Alexander Wilson
jose trevino, yankees
Aug 2, 2022; Bronx, New York, USA; New York Yankees catcher Jose Trevino (39) hits a double against the Seattle Mariners during the sixth inning at Yankee Stadium. Mandatory Credit: Brad Penner-USA TODAY Sports

Every now and then, the New York Yankees need to give star catcher José Treviño a day off, but when that day occurs, the steep drop-off in talent at the catcher position exposes itself.

Treviño has been a godsend for a Yankee team that traded Gary Sanchez this past off-season to the Minnesota Twins. Sanchez is having another uninspiring campaign, but Treviño made it to the All-Star game after being plucked off the Texas Rangers for a few questionable prospects.

In fact, one of the players the Yankees sent to the Rangers was Albert Abreu, who they eventually released and ended up right back where he started, but making an impact.

Trevino has been fantastic for the Yankees:

The 29-year-old catcher is hitting .265 with a 30% on-base rate this season, including 10 homers and 34 RBIs. He’s doubled his homerun total this season compared to 2021. He features a career-low 17.1% strikeout rate and career-best 5.1% walk rate. Treviño has always been known for his defensive qualities, but he’s putting together a solid offensive season in addition.

Behind him, manager Aaron Boone has relied on Kyle Higashioka, who has quickly fallen out of favor. The 32-year-old catcher is hitting a measly .197 with a 25% on-base rate this season, including six homers. He hosts a 69 wRC+, indicating he’s 31% worse than the average player.

Treviño, on the other hand, has earned a 116 wRC+, showcasing his value. Defensively Treviño hosts a 54.1% strike rate, the best in all of baseball. He’s dominant in the lower portions of the strike zone, elevating his glove and getting extra calls in the process. Higashioka ranks 22nd with a 47.4% strike rate and two catcher framing runs, whereas Treviño has 10.

In fact, comparing the success of both catchers with Gerrit Cole on the mound, the star pitcher has a 2.74 ERA with Treviño behind the plate and 5.40 ERA with Higashioka.

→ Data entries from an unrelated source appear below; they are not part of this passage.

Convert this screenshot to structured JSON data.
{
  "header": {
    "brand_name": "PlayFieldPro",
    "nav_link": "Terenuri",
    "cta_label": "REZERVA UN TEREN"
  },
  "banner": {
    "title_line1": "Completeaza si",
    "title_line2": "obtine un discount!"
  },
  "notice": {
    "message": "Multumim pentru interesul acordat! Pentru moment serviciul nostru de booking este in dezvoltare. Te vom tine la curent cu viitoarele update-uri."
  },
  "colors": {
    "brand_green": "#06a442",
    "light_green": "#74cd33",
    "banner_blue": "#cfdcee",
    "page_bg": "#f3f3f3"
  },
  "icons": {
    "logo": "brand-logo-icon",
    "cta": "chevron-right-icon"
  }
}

Additionally, batters are hitting. 193 against Trevino with Cole on the mount and .255 against Higashioka.

Ultimately, if anything were to happen to Treviño and the Yankees were forced to utilize Higashioka during the postseason, the team may fall apart. That’s how big the difference between the two players are this season. Alternatively, they could call up Ben Rortvedt from their Triple-A affiliate after rehabilitating from an oblique and knee injury this season, but he’s untested.

More pressing is the need to give Treviño some days off down the stretch after playing 75 games this season with an increasing role given his success.